So far, we've transplanted tomatoes, 26 total, about 8 different kinds. My wife loves to try different heirloom types, but we're limited in what we can find around here because of our location. Note to self--next year, order seeds early and try to start them in the house around mid-February. Here are the kinds we have so far:
- Health Kick Roma (supposed to be higher in lycopene by 50%)
- Sweet 100 cherry tomatoes
- Golden Jubilee full-sized yellow tomatoes
- Golden Pear tomatoes (the little yellow ones)
- Big Beef beefsteak
- Regular Roma tomatoes
- Red Grape tomatoes
- Early Girl slicing tomatoes
- Best Boy slicing tomatoes
The transplanted peppers are also looking happy in their new home--we have sweet banana, big green bell, and red bell.
Both types of sweet corn came up, but the Chubby Checker appears not to have germinated yet. So we have about 3 half-rows to fill with something else.
Also a dud are the blackeyed peas and the purple-hull peas. Not sure what's the deal with those, but we'll give them another week and then give up and replant those two rows with something else.
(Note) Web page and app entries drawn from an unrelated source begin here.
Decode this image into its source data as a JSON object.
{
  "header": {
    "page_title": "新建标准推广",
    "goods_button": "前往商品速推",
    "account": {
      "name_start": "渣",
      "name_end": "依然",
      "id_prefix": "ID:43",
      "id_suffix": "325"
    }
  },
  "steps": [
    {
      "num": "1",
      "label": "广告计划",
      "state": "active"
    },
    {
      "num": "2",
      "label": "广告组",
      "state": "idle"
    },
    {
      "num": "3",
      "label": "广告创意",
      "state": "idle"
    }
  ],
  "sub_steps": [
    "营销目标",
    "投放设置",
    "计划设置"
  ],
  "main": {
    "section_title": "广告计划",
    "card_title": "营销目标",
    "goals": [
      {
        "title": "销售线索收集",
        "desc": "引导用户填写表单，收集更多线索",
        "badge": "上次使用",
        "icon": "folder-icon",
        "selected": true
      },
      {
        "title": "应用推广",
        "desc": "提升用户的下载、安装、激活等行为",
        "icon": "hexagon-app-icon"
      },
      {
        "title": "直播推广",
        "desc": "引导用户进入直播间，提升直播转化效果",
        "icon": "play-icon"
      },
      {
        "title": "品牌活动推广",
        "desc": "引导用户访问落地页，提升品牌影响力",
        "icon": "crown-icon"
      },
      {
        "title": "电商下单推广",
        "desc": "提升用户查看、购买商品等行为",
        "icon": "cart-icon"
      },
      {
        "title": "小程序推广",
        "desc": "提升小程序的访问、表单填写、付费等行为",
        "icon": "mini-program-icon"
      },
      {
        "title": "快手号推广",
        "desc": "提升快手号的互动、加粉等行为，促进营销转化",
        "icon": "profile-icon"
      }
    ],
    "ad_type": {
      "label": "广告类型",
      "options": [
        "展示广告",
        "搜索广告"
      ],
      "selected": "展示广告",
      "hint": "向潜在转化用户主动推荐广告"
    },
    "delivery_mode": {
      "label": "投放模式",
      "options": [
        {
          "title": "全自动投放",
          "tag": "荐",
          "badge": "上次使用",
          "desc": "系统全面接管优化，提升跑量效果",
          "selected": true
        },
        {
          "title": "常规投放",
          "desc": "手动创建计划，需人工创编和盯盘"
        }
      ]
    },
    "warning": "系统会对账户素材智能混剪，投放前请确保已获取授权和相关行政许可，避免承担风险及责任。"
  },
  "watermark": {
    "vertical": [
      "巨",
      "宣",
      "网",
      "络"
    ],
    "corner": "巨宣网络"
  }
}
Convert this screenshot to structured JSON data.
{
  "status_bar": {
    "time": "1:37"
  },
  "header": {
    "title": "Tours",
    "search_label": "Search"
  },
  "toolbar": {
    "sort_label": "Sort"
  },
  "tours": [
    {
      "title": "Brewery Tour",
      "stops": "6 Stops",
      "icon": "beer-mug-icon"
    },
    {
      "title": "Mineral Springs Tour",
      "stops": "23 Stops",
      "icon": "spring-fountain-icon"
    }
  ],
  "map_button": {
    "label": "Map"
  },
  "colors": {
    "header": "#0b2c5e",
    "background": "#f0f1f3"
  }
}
Mustard greens have sprouted, as have the radishes, yellow squash, zucchini, okra, pattypan squash, acorn squash, dragon tongue beans, Ford Hook lima beans, and both the pole and bush green beans. We're also seeing a few of the watermelon seeds sprouting, and both types of cukes. And the marigolds and sunflowers that the kids planted are also coming up.
No word yet from the gourds, pumpkins, or cantaloupes. Not sure if they take longer to germinate or not.
We sprinkled some Miracle-Gro on the transplants and on the beans that had at least one set of true leaves, and on the corn. We'll see if that helps. Plans are in the works to do some fertilizing in a week or so, with some time-release fertilizer pellets.
Also, we have MOLES. I don't think I've ever even seen a mole. My mother-in-law says we need to get "peanuts" from the feed store to kill them off. So we'll be doing that fairly quickly too.
Thursday, April 2, 2009
The quick rain clearing into a nice sunny day seems to be a great trend for the garden. Everything is growing well except for one type of corn, but it was seed we bought several years ago so a I am not suprised that it has not come up. My wife has bought some more tomato plants to put in place of the not-corn. We have big plans for the tomatoes. Should be putting up lots and lots of sauce this year.
The weekend will really consist of just Sunday since we have a soccer game for the kids and a parade to go to on Saturday. Here're a few things I hope to get done:
- clear more away from the pear tree to keep the squirrels off
- clean more of the dirt around the peach tree and possibly use some extra to form a little well around it
- strenghten the fence with some extra wire that is out by the old garage.
- plant the okra that I started in the house with the girls
- plant the seeds from the cantaloupe we ate yesterday around the garden
To do in the coming weeks
- plant some garlic
- get mulch for around the blueberry bushes